If you live in an American metropolis, chances are you’ve inhaled the pungent odor of human toilet. For the homeless and the drunk, the city’s alleyways are makeshift bathrooms. But what if public urination could be used for good?
Designers in San Francisco have that in mind. The PPlanter team has created “a rapidly deployable, reconfigurable public urinal and sink that uses modular bamboo biofilters to treat urine and waste-water.”
As Metcalfe explains:
How does this amazing technology work? In short, somebody who needs to really go – the inventors are targeting beer drinkers and homeless people – holds it in long enough to reach a PPlanter. Guys level a stream into the urinal (ladies, you get the pleasure of using a “disposal funnel”) where a possibly bamboo filtration system converts it into drank that’s delicious for plants.
What’s unclear to me (after reading their Indiegogo) is whether or not the treated pee pee can be used to nourish other plants, or if the PPlanter is merely a sophisticated urinal that is merely a bamboo in a planter pot.

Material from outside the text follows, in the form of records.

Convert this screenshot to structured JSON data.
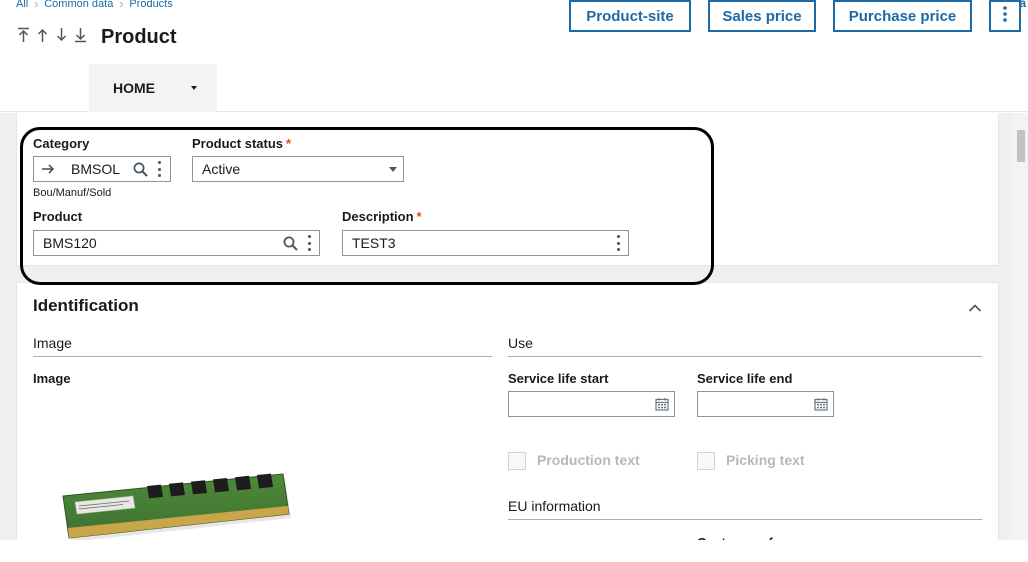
{
  "breadcrumb": [
    "All",
    "Common data",
    "Products"
  ],
  "header": {
    "default_link": "Defa",
    "title": "Product",
    "buttons": {
      "product_site": "Product-site",
      "sales_price": "Sales price",
      "purchase_price": "Purchase price"
    },
    "tab_home": "HOME"
  },
  "form": {
    "category": {
      "label": "Category",
      "value": "BMSOL",
      "subtext": "Bou/Manuf/Sold"
    },
    "product_status": {
      "label": "Product status",
      "value": "Active",
      "required": "*"
    },
    "product": {
      "label": "Product",
      "value": "BMS120"
    },
    "description": {
      "label": "Description",
      "value": "TEST3",
      "required": "*"
    }
  },
  "identification": {
    "title": "Identification",
    "image_section": "Image",
    "image_label": "Image",
    "use_section": "Use",
    "service_life_start": "Service life start",
    "service_life_end": "Service life end",
    "production_text": "Production text",
    "picking_text": "Picking text",
    "eu_information": "EU information",
    "customs_reference": "Customs reference"
  },
  "colors": {
    "accent": "#1c6aa6",
    "required": "#e04b16",
    "background": "#eef0f1"
  }
}
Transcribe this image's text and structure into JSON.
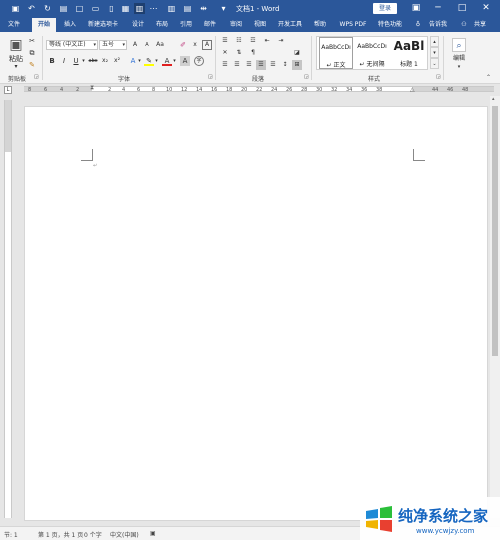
{
  "titlebar": {
    "title": "文档1 - Word",
    "login": "登录"
  },
  "tabs": [
    "文件",
    "开始",
    "插入",
    "新建选项卡",
    "设计",
    "布局",
    "引用",
    "邮件",
    "审阅",
    "视图",
    "开发工具",
    "帮助",
    "WPS PDF",
    "特色功能",
    "告诉我",
    "共享"
  ],
  "ribbon": {
    "clipboard": {
      "paste": "粘贴",
      "label": "剪贴板"
    },
    "font": {
      "name": "等线 (中文正)",
      "size": "五号",
      "label": "字体",
      "aa": "Aa",
      "btn_a": "A",
      "btn_x": "x",
      "bold": "B",
      "italic": "I",
      "underline": "U",
      "strike": "abc",
      "sub": "x₂",
      "sup": "x²"
    },
    "paragraph": {
      "label": "段落"
    },
    "styles": {
      "label": "样式",
      "items": [
        {
          "sample": "AaBbCcDı",
          "name": "↵ 正文"
        },
        {
          "sample": "AaBbCcDı",
          "name": "↵ 无间隔"
        },
        {
          "sample": "AaBl",
          "name": "标题 1"
        }
      ]
    },
    "editing": {
      "label": "编辑"
    }
  },
  "ruler": {
    "h_numbers": [
      "8",
      "6",
      "4",
      "2",
      "",
      "2",
      "4",
      "6",
      "8",
      "10",
      "12",
      "14",
      "16",
      "18",
      "20",
      "22",
      "24",
      "26",
      "28",
      "30",
      "32",
      "34",
      "36",
      "38",
      "",
      "42",
      "44",
      "46",
      "48"
    ]
  },
  "statusbar": {
    "page": "节: 1",
    "pages": "第 1 页，共 1 页",
    "words": "0 个字",
    "lang": "中文(中国)"
  },
  "watermark": {
    "text": "纯净系统之家",
    "url": "www.ycwjzy.com"
  },
  "colors": {
    "brand": "#2b579a",
    "ribbon": "#f3f3f3",
    "highlight": "#ffff00",
    "font_color": "#e02020"
  }
}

My guess is that, in large public gatherings, dozens of PPlanters would feed a large expanse of greenery, replacing the gag-inducing columns of teal porta-potties.

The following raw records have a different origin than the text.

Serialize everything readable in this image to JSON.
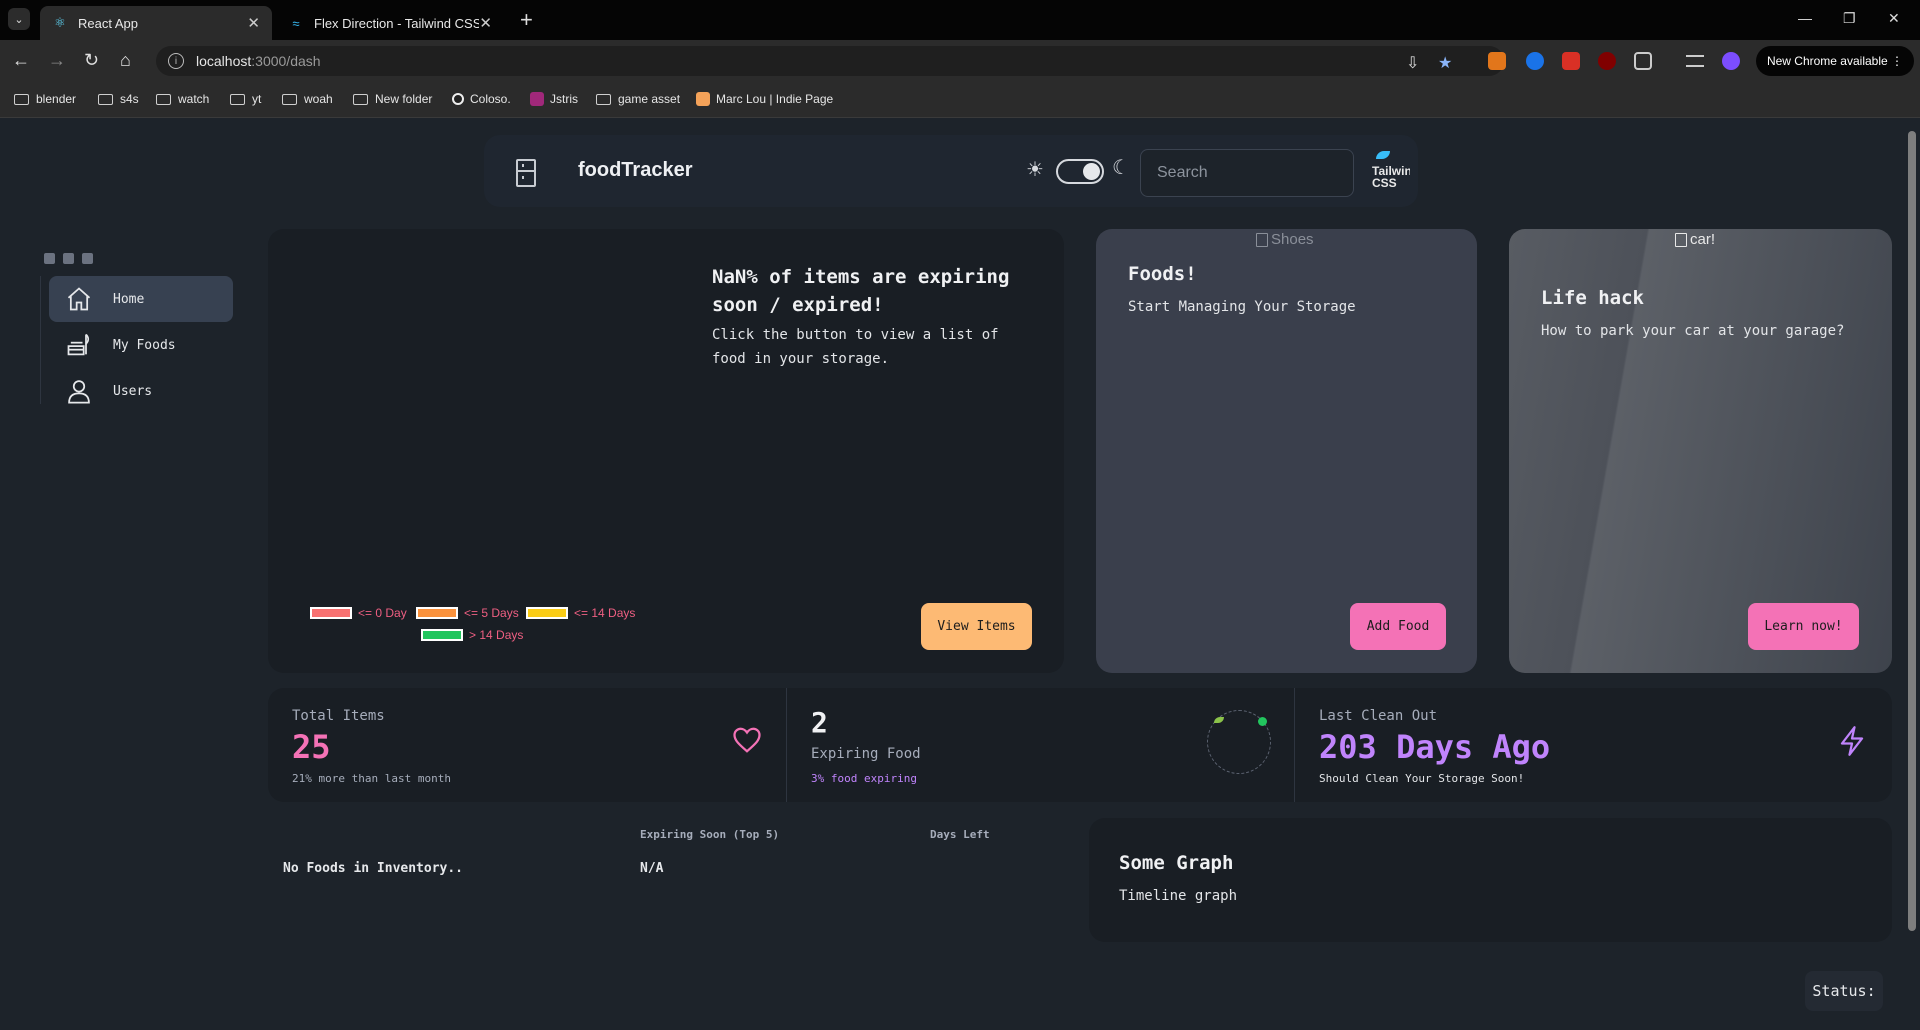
{
  "browser": {
    "tabs": [
      {
        "title": "React App",
        "icon": "react-icon",
        "active": true
      },
      {
        "title": "Flex Direction - Tailwind CSS",
        "icon": "tailwind-icon",
        "active": false
      }
    ],
    "url_host": "localhost",
    "url_path": ":3000/dash",
    "new_chrome_label": "New Chrome available",
    "bookmarks": [
      "blender",
      "s4s",
      "watch",
      "yt",
      "woah",
      "New folder",
      "Coloso.",
      "Jstris",
      "game asset",
      "Marc Lou | Indie Page"
    ]
  },
  "navbar": {
    "brand": "foodTracker",
    "search_placeholder": "Search",
    "avatar_label": "Tailwind CSS"
  },
  "sidebar": {
    "items": [
      {
        "label": "Home",
        "icon": "home-icon",
        "active": true
      },
      {
        "label": "My Foods",
        "icon": "food-icon",
        "active": false
      },
      {
        "label": "Users",
        "icon": "user-icon",
        "active": false
      }
    ]
  },
  "hero": {
    "title": "NaN% of items are expiring soon / expired!",
    "text": "Click the button to view a list of food in your storage.",
    "button": "View Items",
    "legend": [
      {
        "label": "<= 0 Day",
        "color": "#f87171"
      },
      {
        "label": "<= 5 Days",
        "color": "#fb923c"
      },
      {
        "label": "<= 14 Days",
        "color": "#facc15"
      },
      {
        "label": "> 14 Days",
        "color": "#22c55e"
      }
    ]
  },
  "foods_card": {
    "img_alt": "Shoes",
    "title": "Foods!",
    "text": "Start Managing Your Storage",
    "button": "Add Food"
  },
  "lifehack_card": {
    "img_alt": "car!",
    "title": "Life hack",
    "text": "How to park your car at your garage?",
    "button": "Learn now!"
  },
  "stats": {
    "total": {
      "title": "Total Items",
      "value": "25",
      "desc": "21% more than last month",
      "color": "#f472b6"
    },
    "expiring": {
      "value": "2",
      "title": "Expiring Food",
      "desc": "3% food expiring",
      "color": "#c084fc"
    },
    "clean": {
      "title": "Last Clean Out",
      "value": "203 Days Ago",
      "desc": "Should Clean Your Storage Soon!",
      "color": "#c084fc"
    }
  },
  "table": {
    "headers": [
      "Expiring Soon (Top 5)",
      "Days Left"
    ],
    "row": [
      "No Foods in Inventory..",
      "N/A"
    ]
  },
  "graph_card": {
    "title": "Some Graph",
    "text": "Timeline graph"
  },
  "status_label": "Status:"
}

But even in the less ambitious scenario, having a publicly available waste-water system is preferable to treating the city like a gutter.